But Wait–There’s More!

Nagging cough? Dissolve 1 tablespoon of honey into 1 teaspoon apple cider vinegar and drink to quiet that tickle. Yes, it’s strong-tasting, but it’s still better than the artificial stuff on the drugstore shelf!

Nutmeg is a natural anti-inflammatory and can be taken in pill form just like the ginger–look in your local health foods store for this one.

An infusion of basil in hot water (you can even used dried basil for this! 1/4 cup water per 2 teaspoons basil and steeped for 10 minutes) helps reduce gas and bloating. 1 cup, twice a day for no more than 8 days in a row followed by a 2 week break. Just don’t lay on the basil if you’re pregnant.

What’s stocked in your kitchen medicine cabinet?

It’s All Greek for Me!


Yogurt, that is.

I keep a pretty repetitive eating routine (at least during the week when I’m on a schedule) that involves regular meals and snacks, primarily to keep my blood-sugar from dropping. Mid-morning means a dose of yogurt which has the added benefit of live cultures and, over the years, I’ve tried most of the brands and styles available on the market. I’d pretty much settled on an organic, non-fat vanilla yogurt, bought by the quart and spruced up with dried blueberries, frozen strawberries or all-fruit spread.

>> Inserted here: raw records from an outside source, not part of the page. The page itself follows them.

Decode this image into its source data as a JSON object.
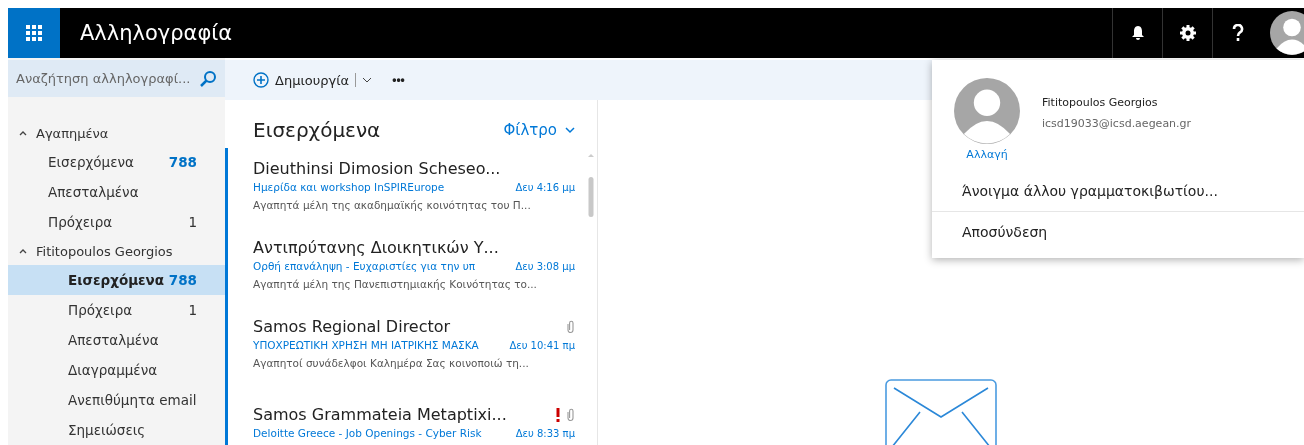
{
  "app_bar": {
    "title": "Αλληλογραφία"
  },
  "search": {
    "placeholder": "Αναζήτηση αλληλογραφί..."
  },
  "toolbar": {
    "new_button": "Δημιουργία",
    "more": "•••"
  },
  "folders": [
    {
      "label": "Αγαπημένα",
      "expanded": true,
      "children": [
        {
          "label": "Εισερχόμενα",
          "count": "788",
          "selected": false
        },
        {
          "label": "Απεσταλμένα",
          "selected": false
        },
        {
          "label": "Πρόχειρα",
          "count": "1",
          "selected": false
        }
      ]
    },
    {
      "label": "Fititopoulos Georgios",
      "expanded": true,
      "children": [
        {
          "label": "Εισερχόμενα",
          "count": "788",
          "selected": true
        },
        {
          "label": "Πρόχειρα",
          "count": "1",
          "selected": false
        },
        {
          "label": "Απεσταλμένα",
          "selected": false
        },
        {
          "label": "Διαγραμμένα",
          "selected": false
        },
        {
          "label": "Ανεπιθύμητα email",
          "selected": false
        },
        {
          "label": "Σημειώσεις",
          "selected": false
        }
      ]
    }
  ],
  "message_list": {
    "title": "Εισερχόμενα",
    "filter": "Φίλτρο",
    "messages": [
      {
        "sender": "Dieuthinsi Dimosion Scheseo...",
        "subject": "Ημερίδα και workshop InSPIREurope",
        "time": "Δευ 4:16 μμ",
        "preview": "Αγαπητά μέλη της ακαδημαϊκής κοινότητας του Π...",
        "unread": true,
        "important": false,
        "attachment": false
      },
      {
        "sender": "Αντιπρύτανης Διοικητικών Υ...",
        "subject": "Ορθή επανάληψη - Ευχαριστίες για την υπ",
        "time": "Δευ 3:08 μμ",
        "preview": "Αγαπητά μέλη της Πανεπιστημιακής Κοινότητας το...",
        "unread": true,
        "important": false,
        "attachment": false
      },
      {
        "sender": "Samos Regional Director",
        "subject": "ΥΠΟΧΡΕΩΤΙΚΗ ΧΡΗΣΗ ΜΗ ΙΑΤΡΙΚΗΣ ΜΑΣΚΑ",
        "time": "Δευ 10:41 πμ",
        "preview": "Αγαπητοί συνάδελφοι Καλημέρα Σας κοινοποιώ τη...",
        "unread": true,
        "important": false,
        "attachment": true
      },
      {
        "sender": "Samos Grammateia Metaptixi...",
        "subject": "Deloitte Greece - Job Openings - Cyber Risk",
        "time": "Δευ 8:33 πμ",
        "unread": true,
        "important": true,
        "attachment": true
      }
    ]
  },
  "account_menu": {
    "name": "Fititopoulos Georgios",
    "email": "icsd19033@icsd.aegean.gr",
    "change_link": "Αλλαγή",
    "items": [
      "Άνοιγμα άλλου γραμματοκιβωτίου...",
      "Αποσύνδεση"
    ]
  }
}
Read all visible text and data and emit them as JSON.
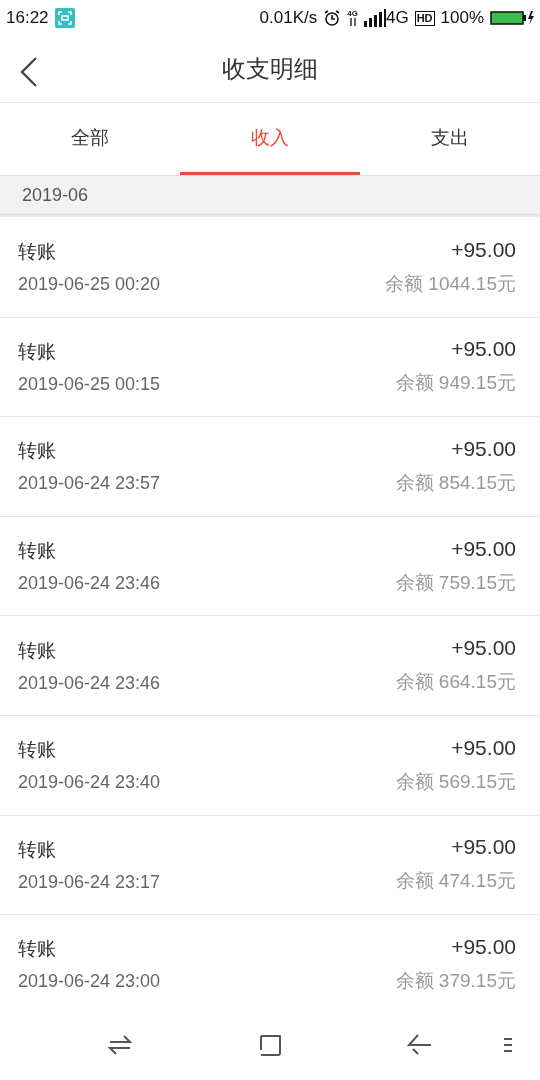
{
  "status_bar": {
    "time": "16:22",
    "network_speed": "0.01K/s",
    "data_label": "4G",
    "network": "4G",
    "hd": "HD",
    "battery": "100%"
  },
  "header": {
    "title": "收支明细"
  },
  "tabs": [
    {
      "label": "全部",
      "selected": false
    },
    {
      "label": "收入",
      "selected": true
    },
    {
      "label": "支出",
      "selected": false
    }
  ],
  "section": {
    "label": "2019-06"
  },
  "rows": [
    {
      "title": "转账",
      "time": "2019-06-25 00:20",
      "amount": "+95.00",
      "balance": "余额 1044.15元"
    },
    {
      "title": "转账",
      "time": "2019-06-25 00:15",
      "amount": "+95.00",
      "balance": "余额 949.15元"
    },
    {
      "title": "转账",
      "time": "2019-06-24 23:57",
      "amount": "+95.00",
      "balance": "余额 854.15元"
    },
    {
      "title": "转账",
      "time": "2019-06-24 23:46",
      "amount": "+95.00",
      "balance": "余额 759.15元"
    },
    {
      "title": "转账",
      "time": "2019-06-24 23:46",
      "amount": "+95.00",
      "balance": "余额 664.15元"
    },
    {
      "title": "转账",
      "time": "2019-06-24 23:40",
      "amount": "+95.00",
      "balance": "余额 569.15元"
    },
    {
      "title": "转账",
      "time": "2019-06-24 23:17",
      "amount": "+95.00",
      "balance": "余额 474.15元"
    },
    {
      "title": "转账",
      "time": "2019-06-24 23:00",
      "amount": "+95.00",
      "balance": "余额 379.15元"
    }
  ]
}
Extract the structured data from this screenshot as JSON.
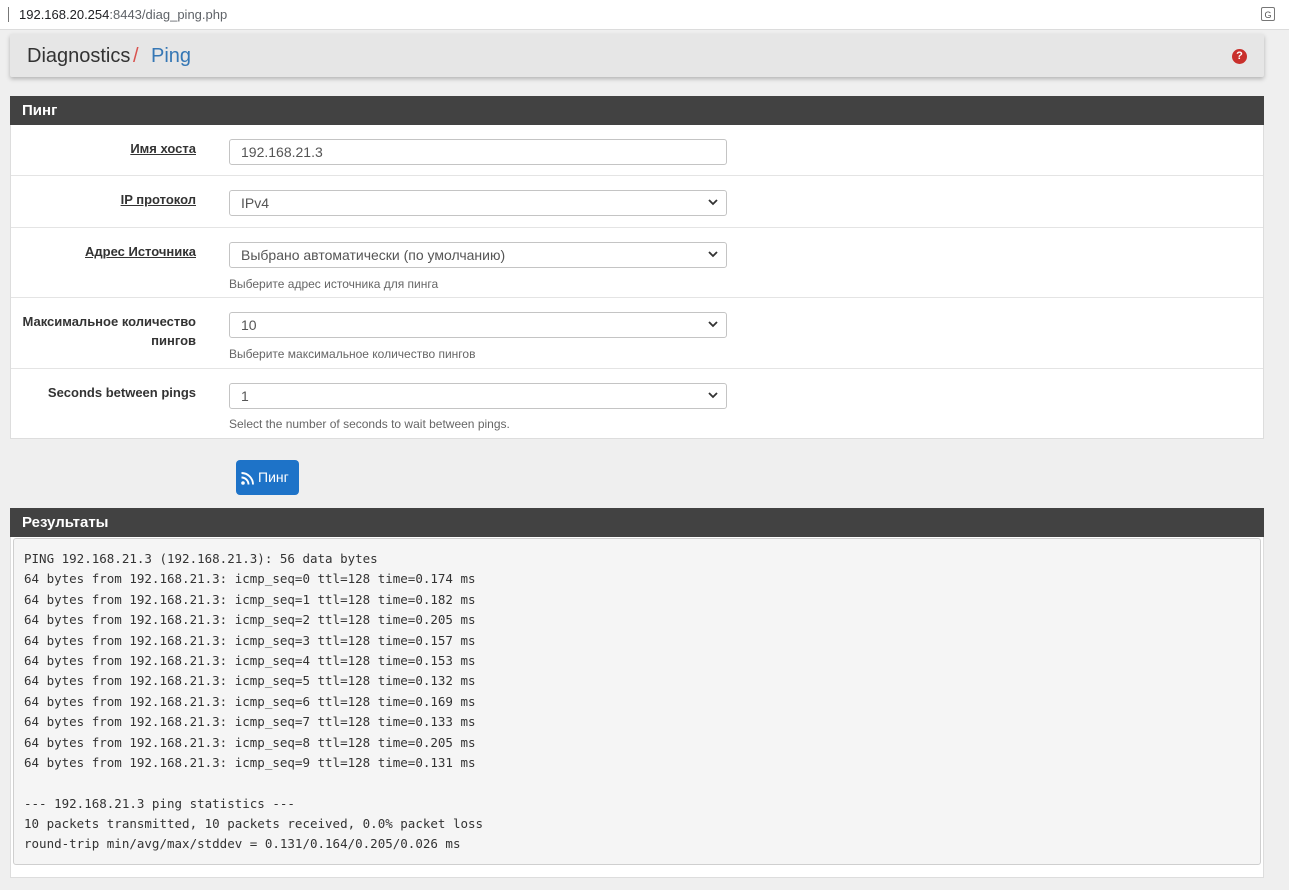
{
  "browser": {
    "url_host": "192.168.20.254",
    "url_rest": ":8443/diag_ping.php"
  },
  "breadcrumb": {
    "parent": "Diagnostics",
    "separator": "/",
    "current": "Ping",
    "help": "?"
  },
  "form": {
    "title": "Пинг",
    "host": {
      "label": "Имя хоста",
      "value": "192.168.21.3"
    },
    "protocol": {
      "label": "IP протокол",
      "value": "IPv4"
    },
    "source": {
      "label": "Адрес Источника",
      "value": "Выбрано автоматически (по умолчанию)",
      "help": "Выберите адрес источника для пинга"
    },
    "count": {
      "label_line1": "Максимальное количество",
      "label_line2": "пингов",
      "value": "10",
      "help": "Выберите максимальное количество пингов"
    },
    "interval": {
      "label": "Seconds between pings",
      "value": "1",
      "help": "Select the number of seconds to wait between pings."
    }
  },
  "ping_button": {
    "label": "Пинг"
  },
  "results": {
    "title": "Результаты",
    "lines": [
      "PING 192.168.21.3 (192.168.21.3): 56 data bytes",
      "64 bytes from 192.168.21.3: icmp_seq=0 ttl=128 time=0.174 ms",
      "64 bytes from 192.168.21.3: icmp_seq=1 ttl=128 time=0.182 ms",
      "64 bytes from 192.168.21.3: icmp_seq=2 ttl=128 time=0.205 ms",
      "64 bytes from 192.168.21.3: icmp_seq=3 ttl=128 time=0.157 ms",
      "64 bytes from 192.168.21.3: icmp_seq=4 ttl=128 time=0.153 ms",
      "64 bytes from 192.168.21.3: icmp_seq=5 ttl=128 time=0.132 ms",
      "64 bytes from 192.168.21.3: icmp_seq=6 ttl=128 time=0.169 ms",
      "64 bytes from 192.168.21.3: icmp_seq=7 ttl=128 time=0.133 ms",
      "64 bytes from 192.168.21.3: icmp_seq=8 ttl=128 time=0.205 ms",
      "64 bytes from 192.168.21.3: icmp_seq=9 ttl=128 time=0.131 ms",
      "",
      "--- 192.168.21.3 ping statistics ---",
      "10 packets transmitted, 10 packets received, 0.0% packet loss",
      "round-trip min/avg/max/stddev = 0.131/0.164/0.205/0.026 ms"
    ]
  },
  "icons": {
    "translate": "translate-icon",
    "help": "question-circle-icon",
    "dropdown": "chevron-down-icon",
    "rss": "rss-icon"
  },
  "colors": {
    "panel_header": "#424242",
    "accent_blue": "#1e73c8",
    "breadcrumb_link": "#3577b5",
    "help_red": "#c9302c"
  }
}
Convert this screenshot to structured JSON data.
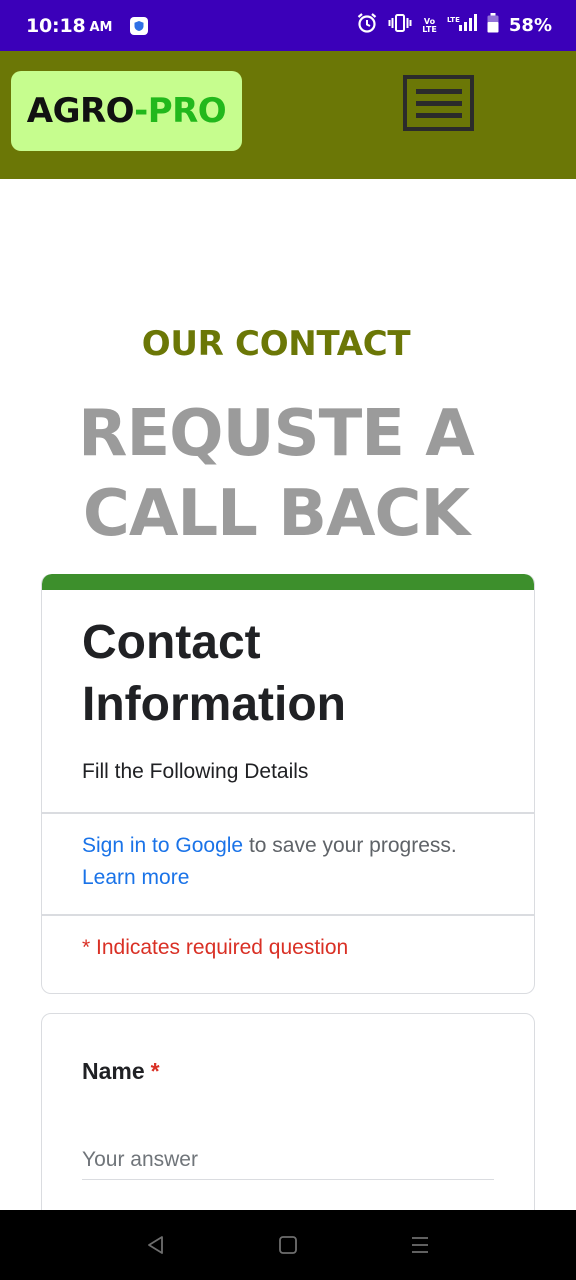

Occasionally I’d dally with a really yummy plum-lavender-honey yogurt from another organic line (preferred for its eschewing of artificial sweeteners) but I do like the ability to buy larger quantities and pack my own servings in reusable containers as opposed to single-serving varieties. And then, in February, I was down in Orlando for MegaCon and missing my yogurt routine when I saw a yogurt parfait at a local Starbucks: it was Greek yogurt, honey and granola with pepitas and dried fruit and, oh, it was good. Have you tried it? Greek yogurt in general, I mean, though the Starbucks offering is very good, too.

Compared to most low or no-fat yogurts, non-fat Greek yogurt is thick, the consistency of a rich sour cream with some of the bite of that, as well. One thing I dislike about most low-fat yogurts is the texture, so this was a revelation. Calorie-wise, it’s about 60 per 8 oz serving but I usually stick to 4 oz at a time for my mid-morning snack so, even with the addition of a dollop of honey and a small shake of organic granola, my mid-morning snack is both satisfying and low-cal all in one.

Even though most Greek yogurt is non-fat, there are some 2% versions out there, so watch the label of the brand you buy. Also, unlike other yogurts that come in quart sizes of plain and vanilla, the largest I’ve found locally is plain as a pint. It also tends to be a bit more expensive than even the vanilla organic non-fat that I was buying, but I think the benefits of taste and texture are worth a tiny increase in price.